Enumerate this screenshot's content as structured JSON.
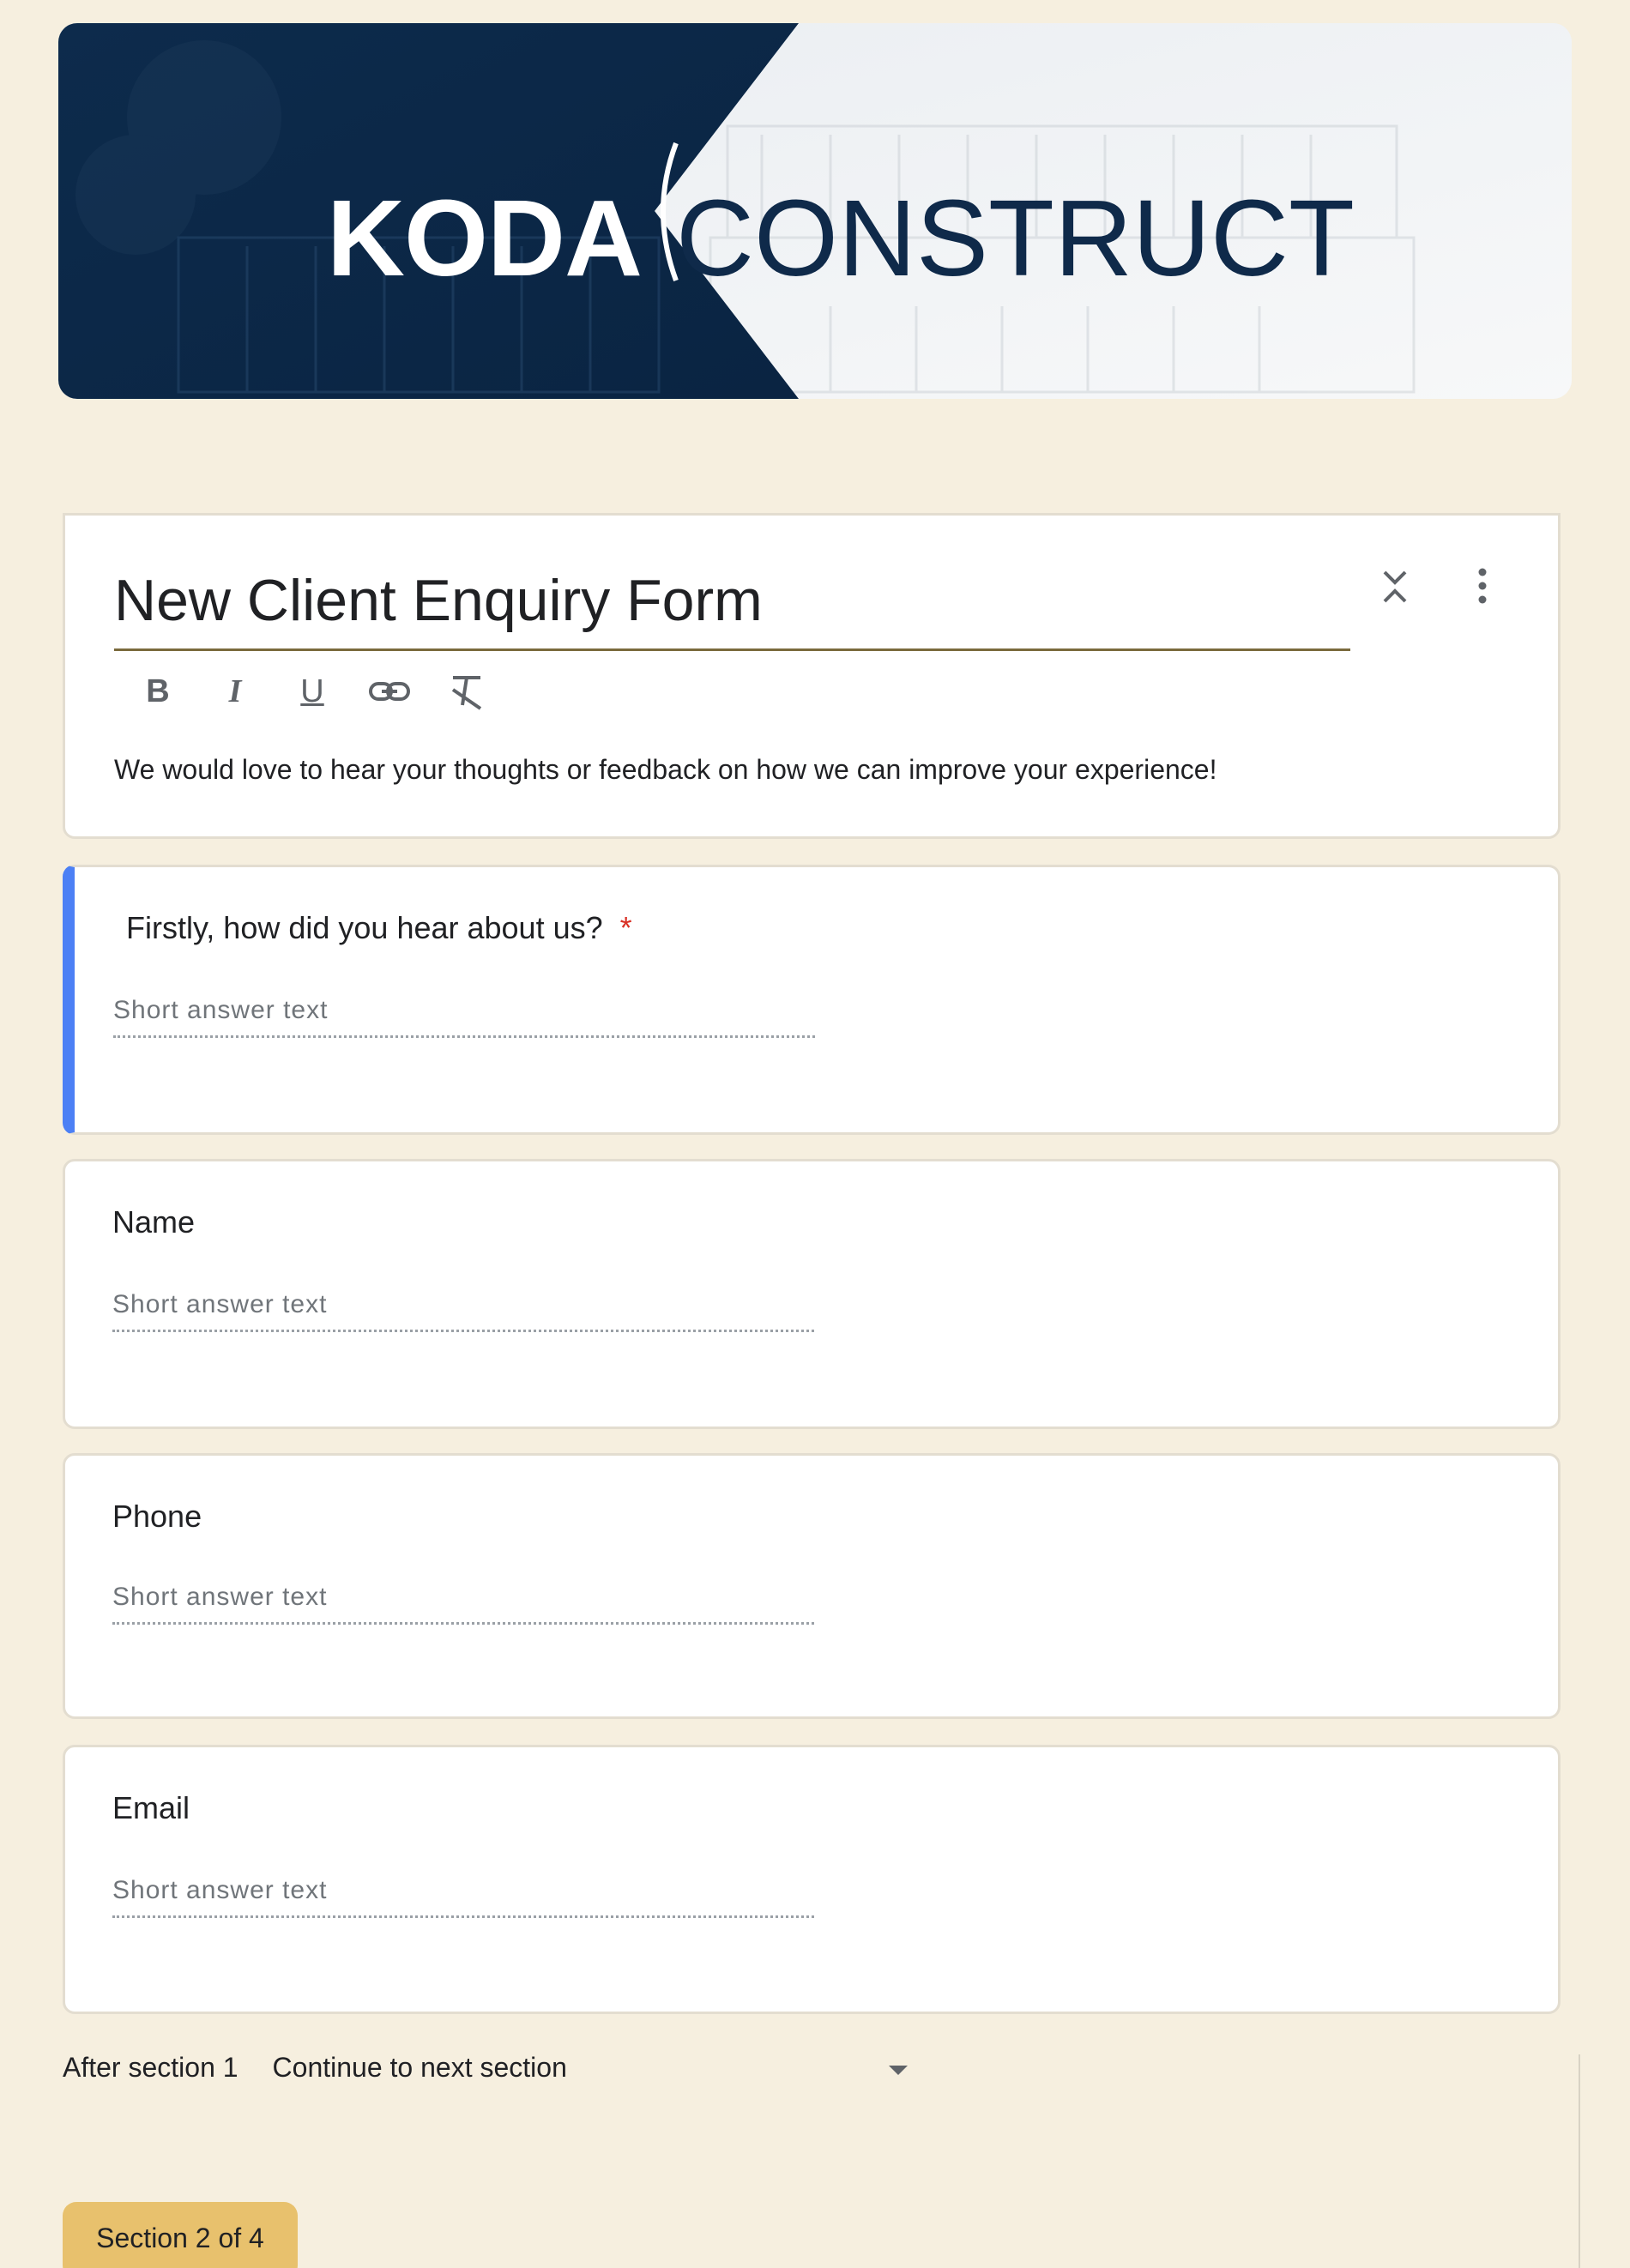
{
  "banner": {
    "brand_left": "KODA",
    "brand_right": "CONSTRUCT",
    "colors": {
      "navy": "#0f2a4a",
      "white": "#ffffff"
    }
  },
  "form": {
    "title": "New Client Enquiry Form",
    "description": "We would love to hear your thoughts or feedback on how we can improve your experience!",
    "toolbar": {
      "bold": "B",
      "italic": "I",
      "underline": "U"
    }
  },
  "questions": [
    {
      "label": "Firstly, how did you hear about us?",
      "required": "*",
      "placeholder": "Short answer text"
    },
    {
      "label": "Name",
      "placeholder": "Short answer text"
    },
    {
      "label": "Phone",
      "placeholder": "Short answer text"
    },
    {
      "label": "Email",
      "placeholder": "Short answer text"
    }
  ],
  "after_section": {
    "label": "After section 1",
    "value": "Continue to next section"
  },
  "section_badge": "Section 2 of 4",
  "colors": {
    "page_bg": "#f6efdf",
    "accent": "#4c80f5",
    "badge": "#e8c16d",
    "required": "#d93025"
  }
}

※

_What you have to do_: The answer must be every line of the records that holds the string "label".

_Answer for the task_:
      "label": "Firstly, how did you hear about us?",
      "label": "Name",
      "label": "Phone",
      "label": "Email",
    "label": "After section 1",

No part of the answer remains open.